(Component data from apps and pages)
####
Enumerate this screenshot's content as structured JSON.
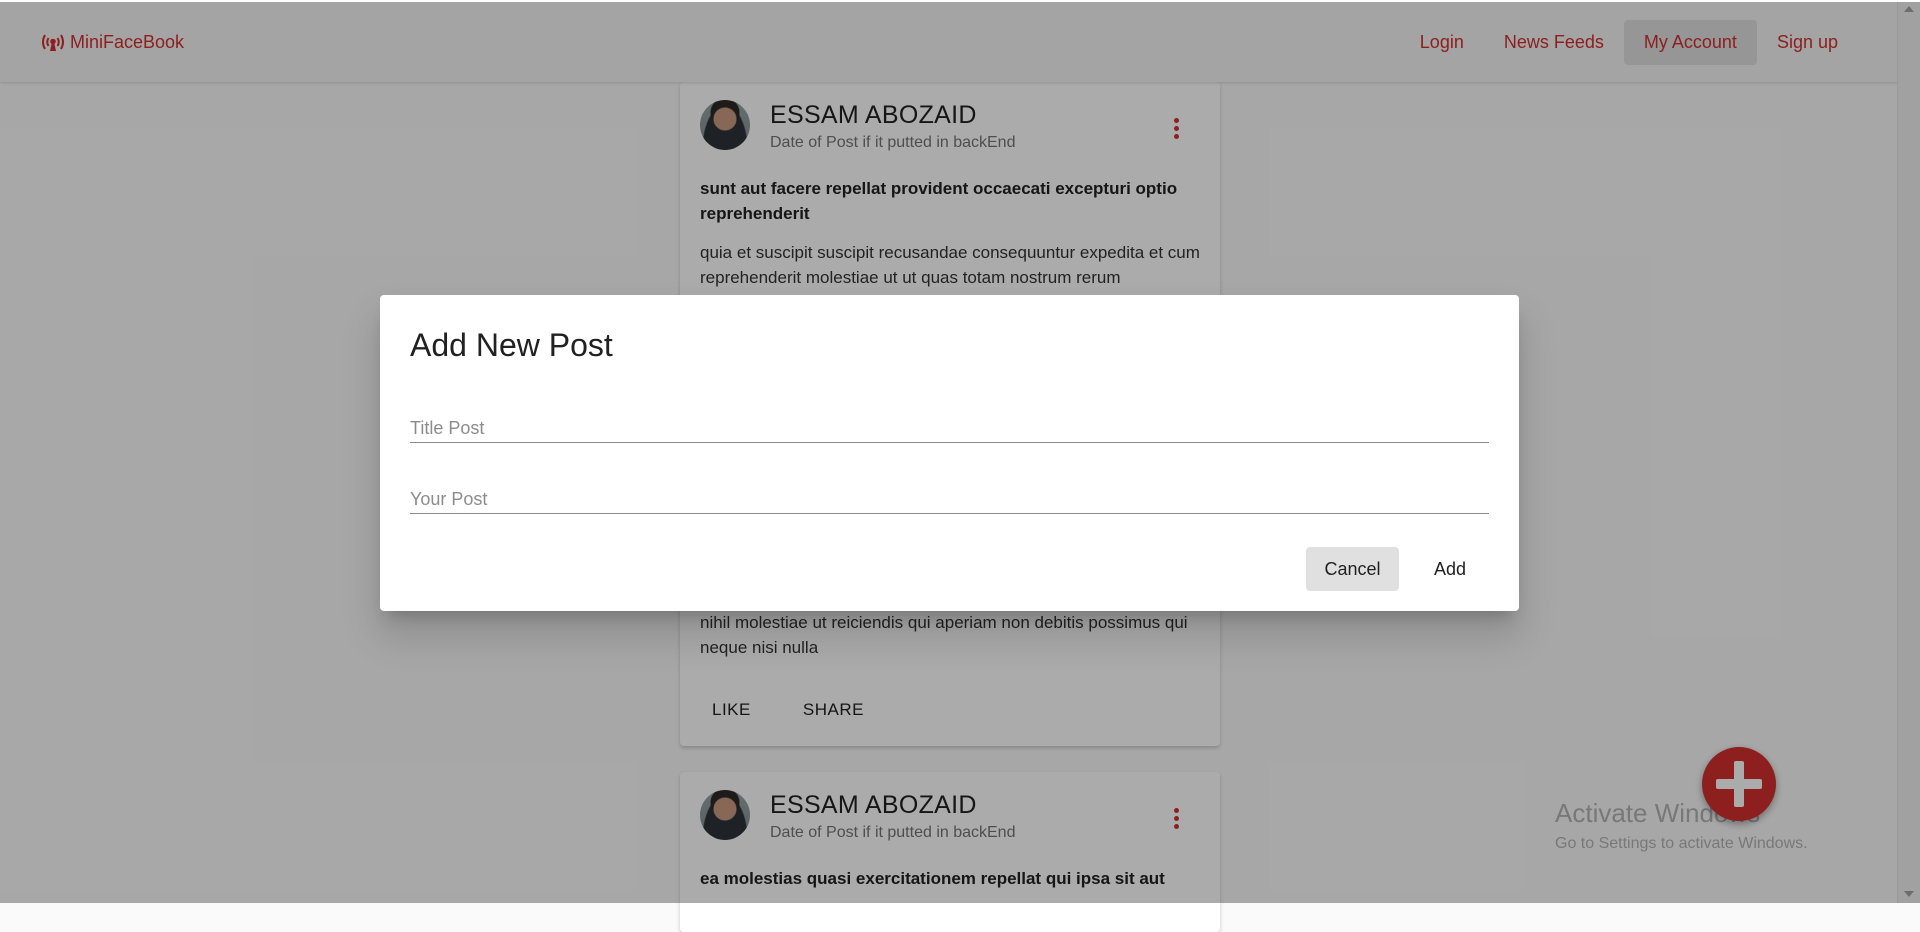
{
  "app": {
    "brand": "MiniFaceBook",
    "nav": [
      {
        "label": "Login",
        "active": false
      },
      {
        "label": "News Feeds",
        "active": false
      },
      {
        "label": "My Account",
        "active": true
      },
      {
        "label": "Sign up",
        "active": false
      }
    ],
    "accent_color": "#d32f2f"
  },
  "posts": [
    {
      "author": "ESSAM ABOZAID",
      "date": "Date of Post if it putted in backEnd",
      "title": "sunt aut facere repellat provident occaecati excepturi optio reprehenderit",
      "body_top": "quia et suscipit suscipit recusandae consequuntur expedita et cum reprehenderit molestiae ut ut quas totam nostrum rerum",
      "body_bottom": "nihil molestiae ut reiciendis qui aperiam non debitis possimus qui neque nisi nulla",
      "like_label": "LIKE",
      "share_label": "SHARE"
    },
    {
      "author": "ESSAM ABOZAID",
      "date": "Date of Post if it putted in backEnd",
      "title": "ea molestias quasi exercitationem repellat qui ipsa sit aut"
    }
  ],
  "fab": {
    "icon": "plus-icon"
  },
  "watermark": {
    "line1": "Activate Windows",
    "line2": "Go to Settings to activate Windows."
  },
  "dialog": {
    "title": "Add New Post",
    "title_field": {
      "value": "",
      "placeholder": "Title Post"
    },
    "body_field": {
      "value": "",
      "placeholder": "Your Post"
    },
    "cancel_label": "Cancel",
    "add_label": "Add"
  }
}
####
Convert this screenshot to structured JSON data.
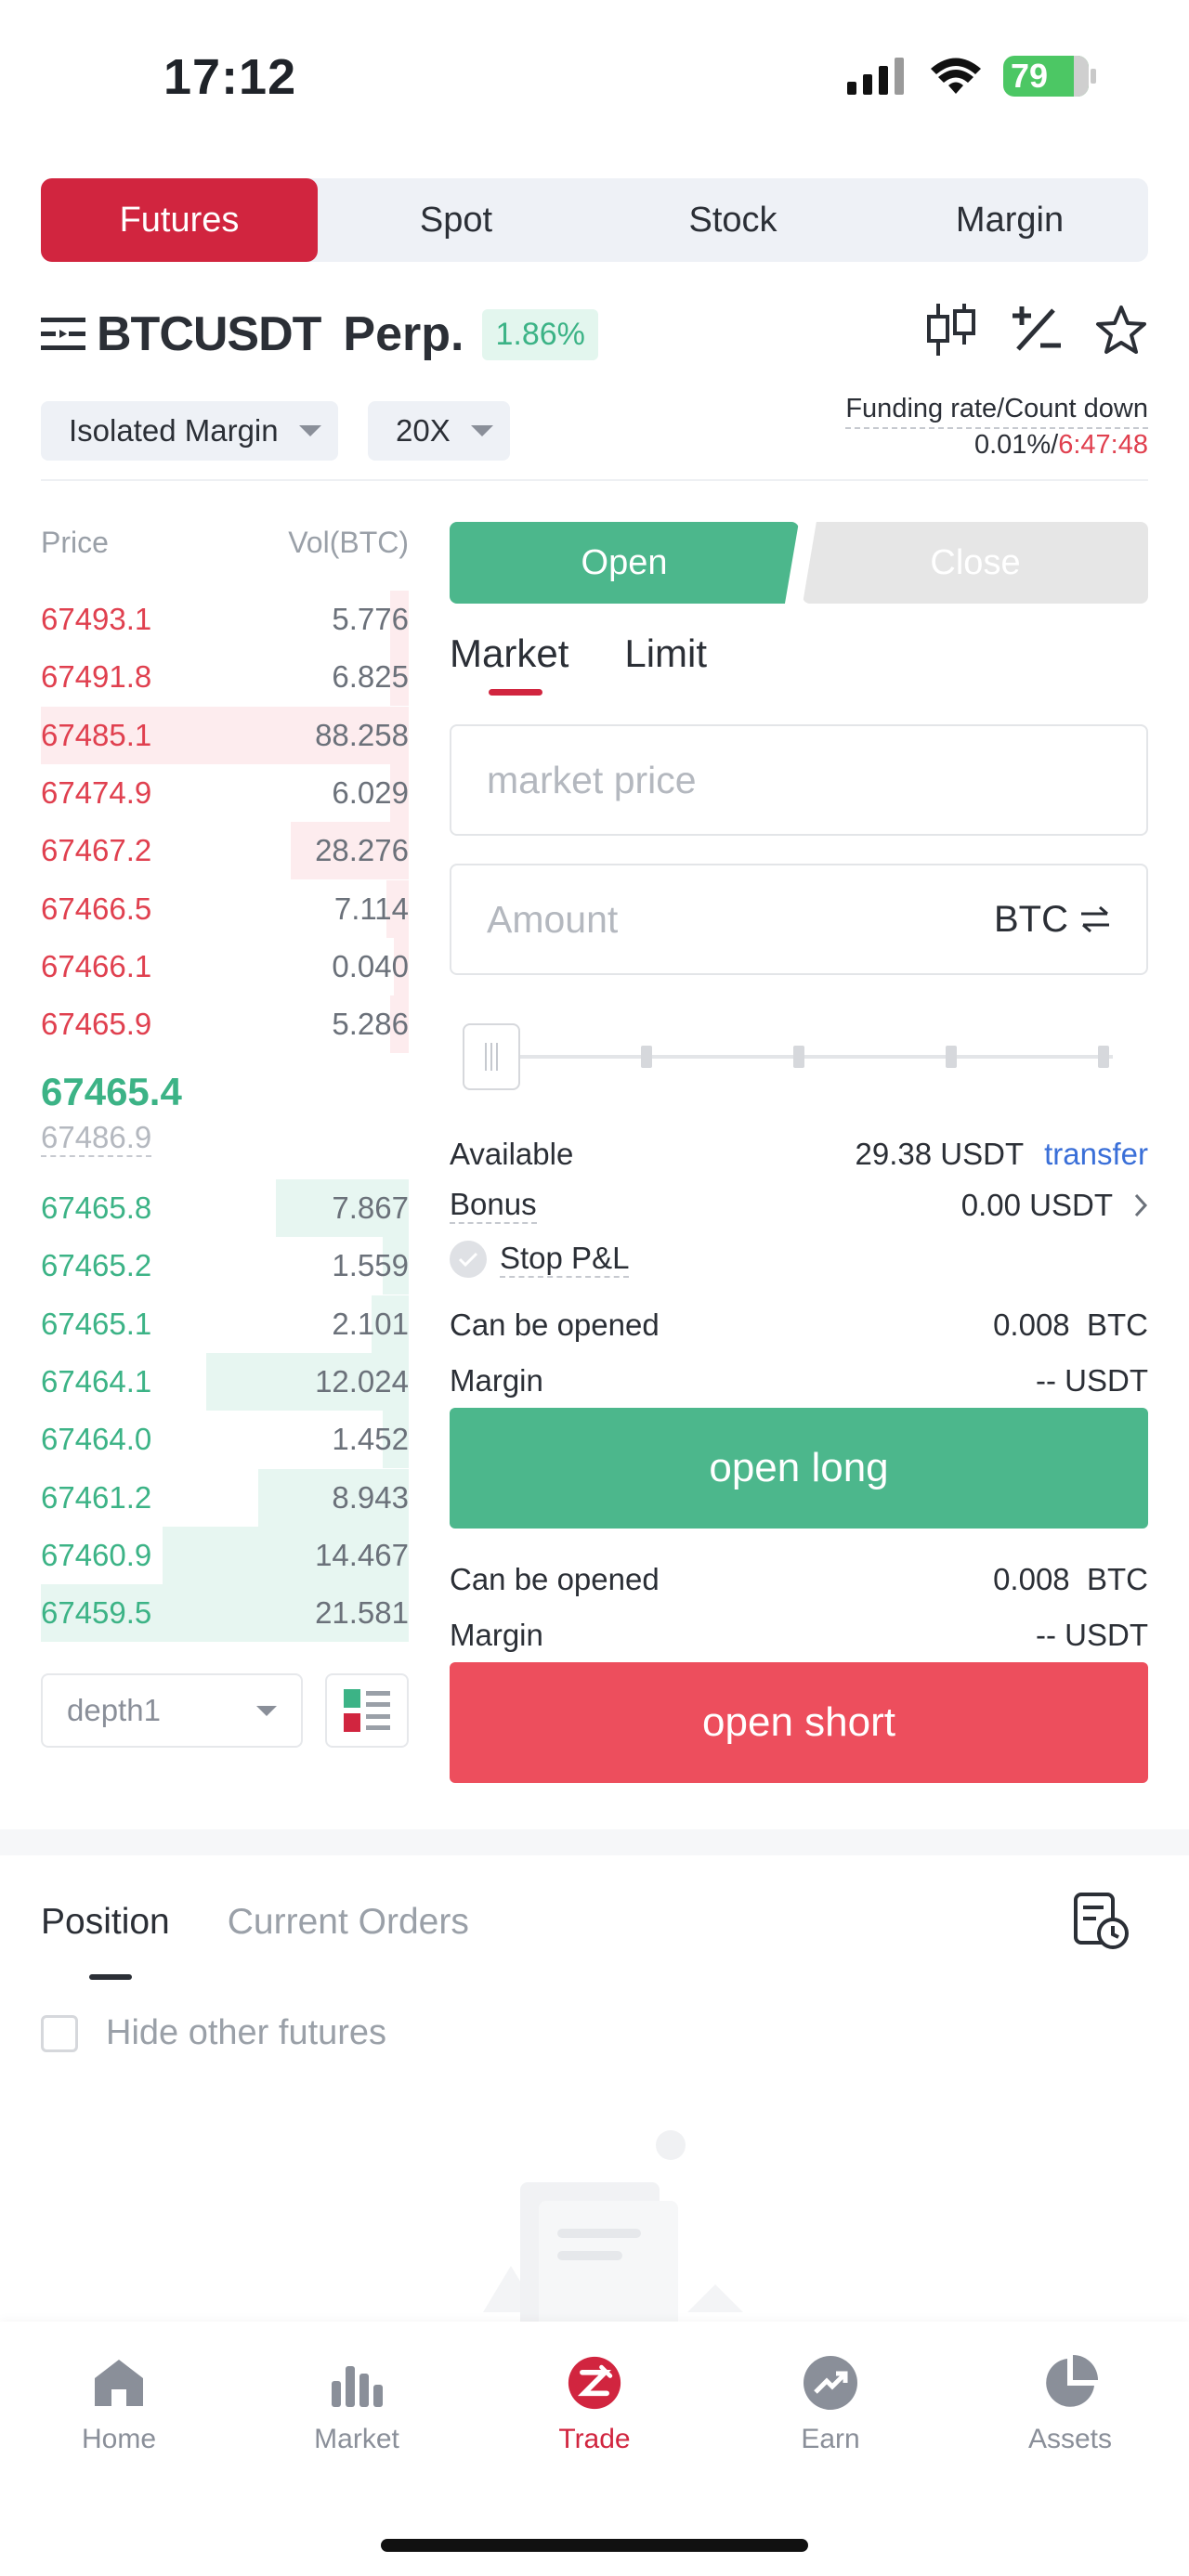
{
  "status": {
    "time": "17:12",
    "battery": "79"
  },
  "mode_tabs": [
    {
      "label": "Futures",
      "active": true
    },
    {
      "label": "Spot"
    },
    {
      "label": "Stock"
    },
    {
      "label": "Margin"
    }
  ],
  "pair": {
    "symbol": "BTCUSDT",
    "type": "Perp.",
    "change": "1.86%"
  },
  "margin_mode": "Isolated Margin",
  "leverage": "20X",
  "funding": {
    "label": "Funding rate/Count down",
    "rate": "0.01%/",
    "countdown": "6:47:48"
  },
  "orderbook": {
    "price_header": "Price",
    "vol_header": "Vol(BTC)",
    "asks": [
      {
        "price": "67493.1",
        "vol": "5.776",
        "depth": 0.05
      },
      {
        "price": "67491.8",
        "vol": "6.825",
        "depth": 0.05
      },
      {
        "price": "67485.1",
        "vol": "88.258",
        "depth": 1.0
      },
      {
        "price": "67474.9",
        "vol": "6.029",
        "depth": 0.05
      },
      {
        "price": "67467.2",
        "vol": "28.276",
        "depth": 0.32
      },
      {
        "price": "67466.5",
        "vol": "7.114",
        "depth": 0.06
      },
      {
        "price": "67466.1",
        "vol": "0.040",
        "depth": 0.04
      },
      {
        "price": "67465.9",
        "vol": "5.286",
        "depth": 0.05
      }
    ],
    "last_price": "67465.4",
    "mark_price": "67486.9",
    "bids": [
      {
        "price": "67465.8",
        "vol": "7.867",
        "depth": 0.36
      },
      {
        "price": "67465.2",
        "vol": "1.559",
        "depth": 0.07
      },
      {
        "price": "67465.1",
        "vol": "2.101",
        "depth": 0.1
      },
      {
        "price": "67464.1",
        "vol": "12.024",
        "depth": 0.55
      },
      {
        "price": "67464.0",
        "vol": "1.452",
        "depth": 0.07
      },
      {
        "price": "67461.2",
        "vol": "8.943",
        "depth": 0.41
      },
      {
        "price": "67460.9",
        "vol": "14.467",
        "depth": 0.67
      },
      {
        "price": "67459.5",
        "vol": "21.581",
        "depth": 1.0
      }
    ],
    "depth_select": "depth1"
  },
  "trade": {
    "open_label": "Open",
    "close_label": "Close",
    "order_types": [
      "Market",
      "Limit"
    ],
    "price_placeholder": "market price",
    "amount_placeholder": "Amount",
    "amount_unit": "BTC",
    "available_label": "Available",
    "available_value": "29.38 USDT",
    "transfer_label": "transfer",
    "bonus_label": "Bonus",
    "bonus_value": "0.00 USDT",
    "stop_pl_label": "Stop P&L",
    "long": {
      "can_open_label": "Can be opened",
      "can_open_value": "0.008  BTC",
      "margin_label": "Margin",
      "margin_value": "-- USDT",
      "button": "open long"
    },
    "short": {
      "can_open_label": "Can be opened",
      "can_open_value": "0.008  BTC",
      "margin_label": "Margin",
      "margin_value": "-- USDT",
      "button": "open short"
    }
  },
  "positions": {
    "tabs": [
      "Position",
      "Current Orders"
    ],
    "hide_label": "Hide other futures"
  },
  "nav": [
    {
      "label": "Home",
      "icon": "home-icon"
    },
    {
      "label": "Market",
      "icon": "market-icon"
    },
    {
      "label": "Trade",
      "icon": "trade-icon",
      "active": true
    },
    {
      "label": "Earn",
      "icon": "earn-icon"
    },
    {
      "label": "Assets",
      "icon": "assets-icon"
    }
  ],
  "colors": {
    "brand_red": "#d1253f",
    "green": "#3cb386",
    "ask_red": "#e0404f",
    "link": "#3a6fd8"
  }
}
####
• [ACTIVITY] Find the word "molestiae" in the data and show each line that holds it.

• [EXERCISE RESULT]
      "body_top": "quia et suscipit suscipit recusandae consequuntur expedita et cum reprehenderit molestiae ut ut quas totam nostrum rerum",
      "body_bottom": "nihil molestiae ut reiciendis qui aperiam non debitis possimus qui neque nisi nulla",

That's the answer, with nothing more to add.